United States Nuclear Regulatory Commission - Protecting People and the Environment

U.S. Nuclear Regulatory Commission

Proper Operation and Use of Alarm Dosimeters at Nuclear Power Plants

HPPOS-328 PDR-9312130314

Title: Proper Operation and Use of Alarm Dosimeters at

Nuclear Power Plants

See the memorandum with enclosure from L. J. Cunningham to

J. H. Joyner (and others) dated November 15, 1993. This

NRR memo was written by the Radiation Protection Branch in

response to numerous inspection report findings and

regional requests for guidance on the proper use and

operation of alarm dosimeters. NMSS, RES, and Regional

comments were considered in the development of this health
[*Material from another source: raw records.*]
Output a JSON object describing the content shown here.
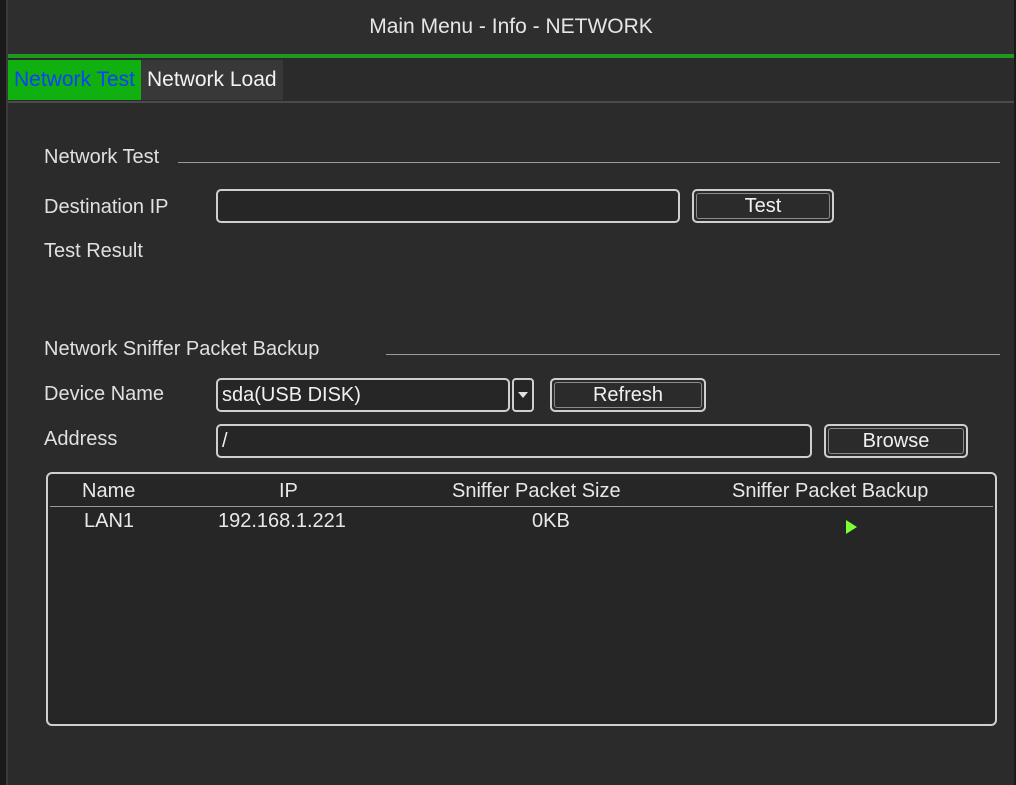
{
  "window": {
    "title": "Main Menu - Info - NETWORK"
  },
  "tabs": [
    {
      "label": "Network Test",
      "active": true
    },
    {
      "label": "Network Load",
      "active": false
    }
  ],
  "network_test": {
    "section_title": "Network Test",
    "destination_label": "Destination IP",
    "destination_value": "",
    "test_button": "Test",
    "result_label": "Test Result"
  },
  "sniffer": {
    "section_title": "Network Sniffer Packet Backup",
    "device_label": "Device Name",
    "device_value": "sda(USB DISK)",
    "refresh_button": "Refresh",
    "address_label": "Address",
    "address_value": "/",
    "browse_button": "Browse",
    "columns": [
      "Name",
      "IP",
      "Sniffer Packet Size",
      "Sniffer Packet Backup"
    ],
    "rows": [
      {
        "name": "LAN1",
        "ip": "192.168.1.221",
        "size": "0KB",
        "backup_icon": "play-icon"
      }
    ]
  },
  "colors": {
    "accent": "#1e9a1e",
    "active_tab_bg": "#10b010",
    "active_tab_text": "#1040ff",
    "play_icon": "#7cff33"
  }
}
physics position.


following examples illustrate the types of problems

occurring with alarm dosimeters (ADs) at nuclear power


1. ADs not operated in the proper mode for their

intended use [e.g., ADs used in the accumulated dose

(integrating) mode when the licensee procedure or RWP

requires use in the dose-rate mode].

2. Personnel continuing to work in high radiation

areas rather than leaving when their AD alarms in the

integrating mode.

3. HP personnel issuing ADs to individuals without

telling them the proper mode of operation or the alarm


4. Contract HP technicians not receiving training on

the AD in use at the current facility (different facilities

use different ADs).

5. ADs routinely being placed in plastic bags or

inside the pockets of PCs to prevent contamination. These

actions decrease the ability of the wearer to hear the AD

alarms, particularly in high noise areas requiring hearing



"Audible-Alarm Dosimeters," states that audible-alarm

dosimeters are not generally substituted for conventional

survey meters. While this is technically correct and

consistent with good HP practice, TS 6.12.1 allows an

audible-alarm dosimeter to be used instead of a survey

meter or HPT accompaniment after the dose rates in the area

have been measured with a survey meter and the workers in

the area have been informed of the measured dose rates.

10 CFR 20.1501 (b) states: "the licensee shall ensure that

instruments and equipment used for quantitative radiation

measurements (e.g., dose rate and effluent monitoring) are

calibrated periodically for the radiation measured." Using

an ADs cumulative alarm setpoint to initiate worker actions

in HRAs (i.e., exit an area when the alarm sounds) meets

the intent of the above regulation. Based on the above

requirements, ADs should be part of a routine instrument

calibration program if they are used to satisfy the

requirements under 10 CFR 20.1501 (b) or if used under 10

CFR 20.1601 (c) "alternative methods" as specified in TS

6.12.1 as a condition for entry into high radiation areas.


19.12, "Instructions to Workers", it is stated: "all

individuals working in or frequenting any portion of a

restricted area shall be kept informed of the storage,

transfer, or use of radioactive materials or of radiation

in such portions of the restricted area; . . . shall be

instructed in the purposes and functions of protective

devices employed, . . . and instructed in the appropriate

response to warnings made in the event of any unusual

occurrence or malfunction that may involve exposure to

radiation or radioactive material." To meet these 10 CFR

Part 19 requirements, a licensee needs to train personnel

in the proper operation of ADs. This training should

minimally include: (1) different modes of operation,

integrated dose and dose-rate; (2) the different types of

alarms, including the different sounds of each alarm; (3)

actions to be taken when receiving an alarm, leave the area

and contact health physics or move to a lower dose-rate

area; and (4) guidance for proper use of the ADs. The

guidance for proper use as adapted from RG 8.28 is as


1. An AD should not routinely be used as a survey

meter (removed from the body and used to check dose rates

in the area).

2. Care should be taken to avoid dropping ADs, but if

dropped, the ADs proper operation should be verified.

3. ADs should normally not be used in high noise

areas, when a user has a pronounced hearing loss, or when

the AD would be muffled by heavy clothing (e.g., PCs).

When ADs are used in high noise areas, workers should be

instructed to frequently check their ADs visually (similar

to reading a pocket ion chamber) or be equipped with a

warning device (e.g., remote ear-piece or visual flashing


4. Source and battery checks should be done daily when

the ADs are in use and before the first use.

Regulatory references: 10 CFR 19.12, 10 CFR 20.1501, 10

CFR 20.1601, ANSI N13.27-1981, Regulatory Guide 8.28,

Technical Specifications

Subject codes: 1.2, 6.1, 6.4, 7.1, 8.1

Applicability: Reactors

Page Last Reviewed/Updated Thursday, March 31, 2016